However, stakeholders in the industry wonder if the change of baton at the power ministry would not constitute a setback to the current drive given the fact that the new helmsman at the ministry may have to familiarise himself with the realities on ground, a development which industry operators say may make nonsense of the target already put in place by the immediate past minister. The matter is even made worse by the fact that the selection of a minister for the power ministry which is considered as one of the plum portfolios is usually characterised by delay associated with the nomination and clearance by the Senate.
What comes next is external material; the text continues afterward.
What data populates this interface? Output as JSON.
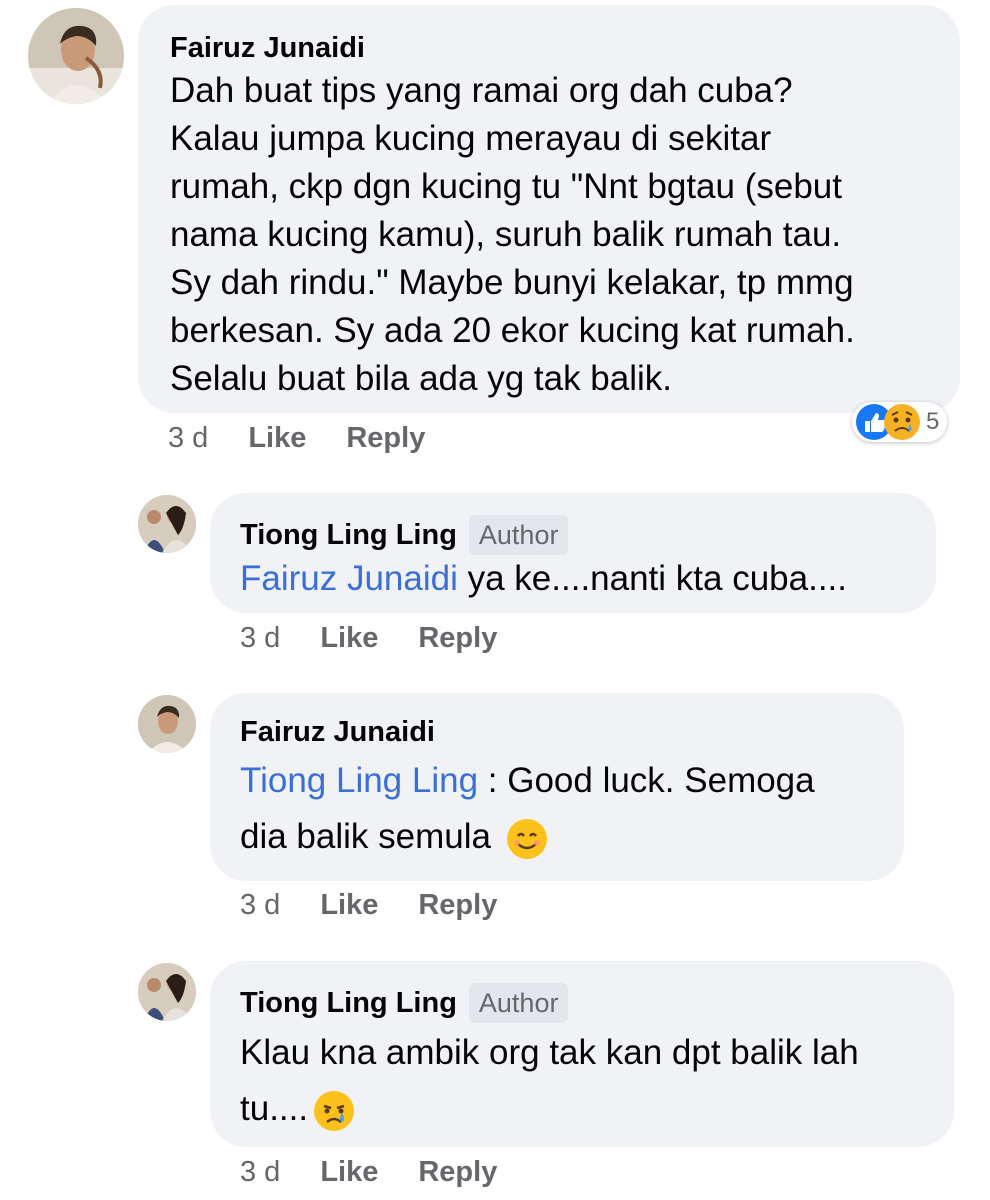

One other unfinished business left behind by the former minister is the issue of gas supply. According to Nnaji, as at December 2011, the nation could technically have produced 5,500MW; thereby exceeding its 5000MW target, but only a little over 4,000MW was generated because of gas constraints. Records show that 70 per cent of Nigeria's power is generated from thermal stations while only 30 per cent is from hydro stations. Gas constraints account for the decline in power availability, and it is expected that the 12-month emergency gas to power supply recently declared by the Minister of Petroleum Resources, Mrs. Diezani Alison-Madueke, will substantially improve gas supply to the power sector in order for the trapped capacities at the various thermal stations to be released to the grid. The current power generation which is the highest power output ever generated in Nigeria, has, however, been attributed to the sharp increase of gas availability to the thermal plants, even as Prof. Nnaji informed that when fully stabilised, the country's power supply could easily hit 5,000MW. Going by the change of guard at the power ministry, there is no doubt that the incoming minister may have to open another line of communication with gas producers, thereby dragging the entire process back. However, whether or not the Federal Government will be able to achieve the time-table set for the ongoing power sector reforms will be dependent on how speedily it is able to clear all the controversies that have reared their heads in the exercise.